According to a Palm briefing we attended earlier this week, it needs to fight on all fronts, since sales of handsets that run on Microsoft’s Windows Mobile platform are increasing at twice the rate of RIM's BlackBerry range.

RIM is fairly churning out BlackBerry handsets this year. The BlackBerry Curve 8310 looks and feels the same as the Curve 8300 which came out in June. However, where that handset lacked built-in GPS, this handset has satellite navigation as its distinguishing factor.

PC Advisor had a sneak peek at the BlackBerry Curve 8310 earlier in the week before the all-important satellite navigation element was yet active, so we could do little more than play with Google Maps and some of the other applications that have now become integral to the BlackBerry Curve line-up. We’ve since tried out the Vodafone Sat Nav feature – a useful addition that handset owners will find a real boon.

Vodafone can’t take all the credit for the success of the Sat Nav feature. It’s sensibly bought in a proven third-party application from Telmap. Using this and the BlackBerry Curve 8310’s integrated antenna, we were consistently able to pick up six or seven satellites and get pretty precise location information, right down to the door number.

In the past, we’ve tried out satellite navigation features on mobile phones and found ourselves waiting aeons to current location details to be calculated – not useful if you come out the Tube station and need to thread through the back streets of London for an appointment.

We were therefore pleasantly surprised to find both Google Maps and Vodafone Sat Nav on the BlackBerry Curve 8310 pinpointed our current location within a few seconds, even when we were walking briskly along the South Bank. The Vodafone-branded navigation software has the edge on Google Maps and for those unaccustomed to the way BlackBerry menus work, is easier to get started with.

Click on the red arrow icon to launch Vodafone Sat Nav, then press Yes to allow Telemap to use its satellites to hunt you down. A screen offering Where To, Place/Business, Where am I, My places and Inbox then appears. Choose Where Am I to bring up a 2D map of your current environs and press the BlackBerry’s central navigational ball to display the address and geo-reference. Press again to save your current location, entering details such as the company name and number, if you wish.

For actual navigation, you can enter a town or street name or a postcode. We typed in the name of a London suburb and choose the Drive rather than Walk option for a particular hostelry. The BlackBerry Curve 8310 was ready to set off even before we’d grabbed our coats, almost immediately telling us to turn right out of PC Advisor Towers. Less than six seconds later it announced that it had finished downloading data for the complete route – admittedly less than 10 miles away, but necessitating some tricky one way routes through the City of London.

Directions are provided by a female with a clear voice and who sounds authoritative rather than bossy. Should you misinterpret prompts the BlackBerry Curve 8310 requires, you’re notified by a gentle ping rather than a loud and irritating error sound.

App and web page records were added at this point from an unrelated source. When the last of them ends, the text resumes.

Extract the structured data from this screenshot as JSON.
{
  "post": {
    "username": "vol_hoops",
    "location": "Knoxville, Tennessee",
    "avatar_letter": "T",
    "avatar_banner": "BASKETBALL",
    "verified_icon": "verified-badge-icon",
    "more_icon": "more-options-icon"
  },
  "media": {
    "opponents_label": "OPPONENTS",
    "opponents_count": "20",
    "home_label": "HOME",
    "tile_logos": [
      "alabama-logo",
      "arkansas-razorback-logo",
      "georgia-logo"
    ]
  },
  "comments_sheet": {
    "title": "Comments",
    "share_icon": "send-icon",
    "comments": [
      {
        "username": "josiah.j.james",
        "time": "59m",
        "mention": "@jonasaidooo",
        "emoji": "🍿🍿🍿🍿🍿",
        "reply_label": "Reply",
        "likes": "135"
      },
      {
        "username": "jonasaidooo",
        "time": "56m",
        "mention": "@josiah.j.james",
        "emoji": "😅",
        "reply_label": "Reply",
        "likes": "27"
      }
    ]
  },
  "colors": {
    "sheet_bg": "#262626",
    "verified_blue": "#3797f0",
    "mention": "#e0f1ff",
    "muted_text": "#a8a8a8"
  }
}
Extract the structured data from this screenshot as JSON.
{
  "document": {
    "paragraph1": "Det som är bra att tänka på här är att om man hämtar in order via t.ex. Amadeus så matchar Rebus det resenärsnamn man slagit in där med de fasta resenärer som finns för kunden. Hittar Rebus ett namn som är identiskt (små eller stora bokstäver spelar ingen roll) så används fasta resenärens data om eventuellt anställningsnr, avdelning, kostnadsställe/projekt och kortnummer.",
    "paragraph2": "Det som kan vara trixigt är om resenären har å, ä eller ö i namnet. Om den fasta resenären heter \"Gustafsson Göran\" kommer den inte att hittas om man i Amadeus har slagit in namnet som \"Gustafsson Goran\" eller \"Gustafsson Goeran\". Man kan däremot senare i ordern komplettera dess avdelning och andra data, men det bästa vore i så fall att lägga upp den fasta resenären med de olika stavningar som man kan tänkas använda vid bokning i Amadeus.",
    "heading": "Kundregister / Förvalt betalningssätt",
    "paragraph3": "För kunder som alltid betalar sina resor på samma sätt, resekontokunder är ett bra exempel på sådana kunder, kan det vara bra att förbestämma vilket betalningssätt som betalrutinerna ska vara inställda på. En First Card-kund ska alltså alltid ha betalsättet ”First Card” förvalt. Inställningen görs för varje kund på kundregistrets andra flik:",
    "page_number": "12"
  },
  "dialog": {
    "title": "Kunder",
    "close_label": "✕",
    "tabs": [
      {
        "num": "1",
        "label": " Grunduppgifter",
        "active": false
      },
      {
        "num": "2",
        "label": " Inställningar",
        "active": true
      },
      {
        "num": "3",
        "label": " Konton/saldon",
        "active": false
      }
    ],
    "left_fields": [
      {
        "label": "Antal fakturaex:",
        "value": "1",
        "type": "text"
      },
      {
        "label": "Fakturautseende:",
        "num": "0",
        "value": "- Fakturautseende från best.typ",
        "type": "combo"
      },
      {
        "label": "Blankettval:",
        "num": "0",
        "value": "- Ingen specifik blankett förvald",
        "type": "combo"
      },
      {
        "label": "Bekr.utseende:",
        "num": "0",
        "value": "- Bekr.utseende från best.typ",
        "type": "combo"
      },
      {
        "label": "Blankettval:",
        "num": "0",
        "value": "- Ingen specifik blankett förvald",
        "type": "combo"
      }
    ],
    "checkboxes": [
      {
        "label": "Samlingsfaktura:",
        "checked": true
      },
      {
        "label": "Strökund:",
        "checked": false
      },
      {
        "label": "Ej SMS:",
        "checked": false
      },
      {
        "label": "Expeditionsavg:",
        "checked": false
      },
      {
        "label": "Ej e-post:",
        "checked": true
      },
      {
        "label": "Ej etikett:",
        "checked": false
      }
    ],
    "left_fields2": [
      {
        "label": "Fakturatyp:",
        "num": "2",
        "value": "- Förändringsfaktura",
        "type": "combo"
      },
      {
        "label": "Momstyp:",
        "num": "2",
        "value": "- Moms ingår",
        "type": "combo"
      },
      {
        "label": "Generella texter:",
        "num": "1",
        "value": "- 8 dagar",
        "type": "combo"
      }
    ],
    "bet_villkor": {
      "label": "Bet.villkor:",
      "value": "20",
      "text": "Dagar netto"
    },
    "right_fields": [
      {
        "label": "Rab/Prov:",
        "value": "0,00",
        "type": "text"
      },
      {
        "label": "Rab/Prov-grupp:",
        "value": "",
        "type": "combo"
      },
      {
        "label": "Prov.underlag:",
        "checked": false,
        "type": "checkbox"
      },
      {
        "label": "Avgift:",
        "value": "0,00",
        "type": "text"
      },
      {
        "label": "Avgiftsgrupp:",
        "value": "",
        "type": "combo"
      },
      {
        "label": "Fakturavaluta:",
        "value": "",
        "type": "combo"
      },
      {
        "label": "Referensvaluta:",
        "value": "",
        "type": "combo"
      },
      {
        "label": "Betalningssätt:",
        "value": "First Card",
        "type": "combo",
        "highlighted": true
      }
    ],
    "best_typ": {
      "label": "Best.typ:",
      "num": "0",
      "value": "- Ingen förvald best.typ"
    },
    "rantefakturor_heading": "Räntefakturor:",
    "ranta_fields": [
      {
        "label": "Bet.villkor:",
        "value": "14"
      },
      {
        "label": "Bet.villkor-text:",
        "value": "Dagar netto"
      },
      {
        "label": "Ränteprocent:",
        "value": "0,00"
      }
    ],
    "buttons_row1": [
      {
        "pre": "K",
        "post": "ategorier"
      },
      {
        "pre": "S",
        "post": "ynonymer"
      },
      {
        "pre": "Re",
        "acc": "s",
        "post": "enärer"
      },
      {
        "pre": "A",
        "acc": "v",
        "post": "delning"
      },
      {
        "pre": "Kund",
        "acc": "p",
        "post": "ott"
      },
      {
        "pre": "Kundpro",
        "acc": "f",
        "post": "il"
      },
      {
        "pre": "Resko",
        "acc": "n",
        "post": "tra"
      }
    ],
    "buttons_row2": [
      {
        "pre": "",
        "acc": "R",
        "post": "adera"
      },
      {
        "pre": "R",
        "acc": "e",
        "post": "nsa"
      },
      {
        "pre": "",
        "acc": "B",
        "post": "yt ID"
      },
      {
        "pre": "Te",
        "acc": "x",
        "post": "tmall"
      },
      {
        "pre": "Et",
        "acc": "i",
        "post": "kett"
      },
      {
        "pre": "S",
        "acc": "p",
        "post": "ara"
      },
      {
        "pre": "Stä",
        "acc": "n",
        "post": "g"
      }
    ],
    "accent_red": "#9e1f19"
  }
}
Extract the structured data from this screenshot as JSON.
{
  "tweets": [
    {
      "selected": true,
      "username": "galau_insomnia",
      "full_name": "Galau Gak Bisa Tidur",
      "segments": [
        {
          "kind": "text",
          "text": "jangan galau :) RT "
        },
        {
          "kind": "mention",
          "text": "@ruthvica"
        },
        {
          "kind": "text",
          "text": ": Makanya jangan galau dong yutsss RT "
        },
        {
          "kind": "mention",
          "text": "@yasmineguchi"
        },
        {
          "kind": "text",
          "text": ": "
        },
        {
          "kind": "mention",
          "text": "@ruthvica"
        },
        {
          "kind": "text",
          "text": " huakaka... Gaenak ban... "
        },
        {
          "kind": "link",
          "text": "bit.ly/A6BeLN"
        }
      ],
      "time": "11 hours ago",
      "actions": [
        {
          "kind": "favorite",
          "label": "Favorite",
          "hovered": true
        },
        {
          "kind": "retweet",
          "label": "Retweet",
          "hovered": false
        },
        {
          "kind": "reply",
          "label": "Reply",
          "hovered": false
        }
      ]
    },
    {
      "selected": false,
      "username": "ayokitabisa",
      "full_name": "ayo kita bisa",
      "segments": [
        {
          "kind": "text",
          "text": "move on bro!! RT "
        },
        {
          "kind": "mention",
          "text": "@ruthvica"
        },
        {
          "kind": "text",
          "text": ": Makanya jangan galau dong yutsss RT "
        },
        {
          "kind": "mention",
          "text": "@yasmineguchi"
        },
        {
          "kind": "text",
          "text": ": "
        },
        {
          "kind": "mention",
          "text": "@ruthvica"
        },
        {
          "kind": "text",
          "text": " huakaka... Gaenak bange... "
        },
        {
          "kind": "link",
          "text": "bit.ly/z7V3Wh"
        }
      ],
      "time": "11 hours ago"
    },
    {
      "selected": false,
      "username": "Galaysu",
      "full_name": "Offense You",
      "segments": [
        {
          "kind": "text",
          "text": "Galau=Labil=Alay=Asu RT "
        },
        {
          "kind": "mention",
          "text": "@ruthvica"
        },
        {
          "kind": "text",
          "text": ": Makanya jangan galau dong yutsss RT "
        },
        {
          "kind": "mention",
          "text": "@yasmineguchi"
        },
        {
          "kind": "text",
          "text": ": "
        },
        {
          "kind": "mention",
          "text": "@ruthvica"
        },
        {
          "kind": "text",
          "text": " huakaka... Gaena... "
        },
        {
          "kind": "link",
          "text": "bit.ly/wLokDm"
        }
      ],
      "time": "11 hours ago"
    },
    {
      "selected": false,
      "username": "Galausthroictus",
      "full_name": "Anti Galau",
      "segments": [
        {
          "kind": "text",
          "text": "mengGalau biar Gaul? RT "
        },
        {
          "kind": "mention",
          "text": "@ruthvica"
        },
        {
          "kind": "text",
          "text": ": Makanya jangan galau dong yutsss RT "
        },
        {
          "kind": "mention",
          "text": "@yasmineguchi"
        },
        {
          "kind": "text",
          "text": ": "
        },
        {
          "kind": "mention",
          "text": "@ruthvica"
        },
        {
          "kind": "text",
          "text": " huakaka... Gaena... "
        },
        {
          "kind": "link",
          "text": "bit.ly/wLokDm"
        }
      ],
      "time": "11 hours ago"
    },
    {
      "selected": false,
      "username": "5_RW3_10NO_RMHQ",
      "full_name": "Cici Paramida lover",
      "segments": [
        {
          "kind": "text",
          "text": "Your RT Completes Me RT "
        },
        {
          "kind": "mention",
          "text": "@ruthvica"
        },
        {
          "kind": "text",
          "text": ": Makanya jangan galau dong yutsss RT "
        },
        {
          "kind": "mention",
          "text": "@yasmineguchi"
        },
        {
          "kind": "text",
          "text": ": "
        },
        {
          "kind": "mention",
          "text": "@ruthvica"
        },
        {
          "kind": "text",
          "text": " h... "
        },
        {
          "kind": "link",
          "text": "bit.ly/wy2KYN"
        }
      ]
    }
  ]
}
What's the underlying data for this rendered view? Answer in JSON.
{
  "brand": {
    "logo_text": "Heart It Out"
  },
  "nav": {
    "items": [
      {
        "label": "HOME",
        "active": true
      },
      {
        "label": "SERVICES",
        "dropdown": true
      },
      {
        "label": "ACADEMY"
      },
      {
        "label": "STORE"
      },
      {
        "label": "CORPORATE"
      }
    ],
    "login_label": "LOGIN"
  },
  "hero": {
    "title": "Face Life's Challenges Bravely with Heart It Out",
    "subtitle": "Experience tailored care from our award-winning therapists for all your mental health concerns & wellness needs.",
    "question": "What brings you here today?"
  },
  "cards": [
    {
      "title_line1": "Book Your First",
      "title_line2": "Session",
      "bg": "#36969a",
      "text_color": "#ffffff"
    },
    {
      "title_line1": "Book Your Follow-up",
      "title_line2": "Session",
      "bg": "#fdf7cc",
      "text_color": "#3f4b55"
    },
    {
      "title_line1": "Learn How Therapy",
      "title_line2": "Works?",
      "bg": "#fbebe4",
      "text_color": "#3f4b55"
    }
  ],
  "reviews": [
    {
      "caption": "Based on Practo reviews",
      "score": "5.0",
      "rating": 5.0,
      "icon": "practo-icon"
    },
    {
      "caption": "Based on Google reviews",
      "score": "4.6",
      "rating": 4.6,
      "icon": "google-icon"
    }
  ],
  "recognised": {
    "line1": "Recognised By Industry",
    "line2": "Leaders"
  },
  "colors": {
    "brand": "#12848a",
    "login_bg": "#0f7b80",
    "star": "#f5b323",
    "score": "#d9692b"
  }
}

As with previous satellite-navigation software we’ve tried on BlackBerry handsets, you move around the map using the numeric keys.

Google Maps takes noticeably longer to pick up a signal in heavily built up areas and defaults to showing relatively large geographical areas, although moving around the screen and zooming in and out is faster and easier. Press 0 to jump to your current location, indicated by a flashing blue ball, then move around the map using the orb (first introduced with the BlackBerry Pearl and common to all subsequent BlackBerry handsets).